We’re Here to Help During COVID-19

We understand that these are uncertain times. Now, more than ever, is when your loved ones need you to be their advocate in planning for the future.

As an experienced elder law firm in Maryland, we’re happy to guide you through the process of preparing a last will and testament. Please call us at 410-296-8166 x292.

Elder Law Office Maryland. Estate Planning. Nursing Home Negligence. Asset Protection. Probate.

COVID-19 Advance Directive

It is critical during this time period that if you have a loved one in the hospital, in an assisted living facility, or in a nursing home, that you have his/her advance directive. Since contact with a loved one during the pandemic may be extremely problematic, it’s important for you to already have this document, explaining your loved one’s preferences.

Locate All Advance Directives

As with all estate planning documents, you should locate all advance directives for your parent or loved one. It is normal to have older versions, but it is critical that you review the documents to make sure that the newer version negates the older version. Otherwise, you will have two active advance directives that may have separate instructions. This will create confusion.

Not All Advance Directives Are Called Advance Directives

In Maryland, the advance directive has two parts to it:

  1. the health care agent instructions and
  2. the living will.

They normally, but not always, are part of one document called the advance directive.

The health care agent instructions should provide a HIPAA release (medical information disclosure authorization), and the living will should address the three Maryland end-of-life decisions:

  1. terminal condition
  2. end stage condition, and
  3. persistent vegetative state.

Usually one of the biggest issues with the end-of-life choices is whether one should be tube-fed or not. That decision should be very clear in the living will portion of the advance directive.

How to Execute an Advance Directive During COVID-19

The COVID-19 pandemic makes it difficult to find witnesses for an advance directive. There are several restrictions as to who can serve as a witness for a Maryland advance directive. In Maryland, the health care agent cannot be a witness. Also, at least one of the witnesses cannot knowingly inherit anything from the declarant.

Governor Hogan issued emergency rules in the beginning of 2020 to implement remote witnessing for advance directives.  Those rules are now expired.   This creates unique issues for clients in assisted living and/or nursing homes.  Our office normally works with the assisted living or nursing home regarding document execution.

At the Law Offices of Adam J. Roa, it is our practice to review the estate planning documents with the potential signer via Zoom first and then separately arrange for a document execution. For many of our clients, this involves a drive-by document execution.

We’re Here to Help During COVID-19
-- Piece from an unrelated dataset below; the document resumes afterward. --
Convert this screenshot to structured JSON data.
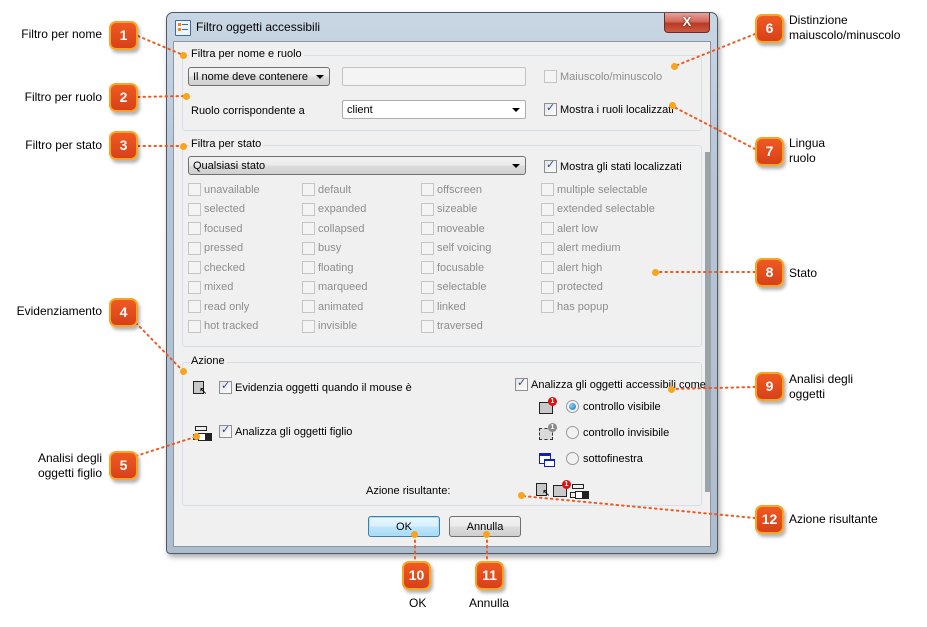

We understand that these are uncertain times. Now, more than ever, is when your loved ones need you to be their advocate in planning for the future.

As an experienced elder law firm in Maryland, we’re happy to guide you through the process of preparing an advance directive. Please call us at 410-296-8166 x292.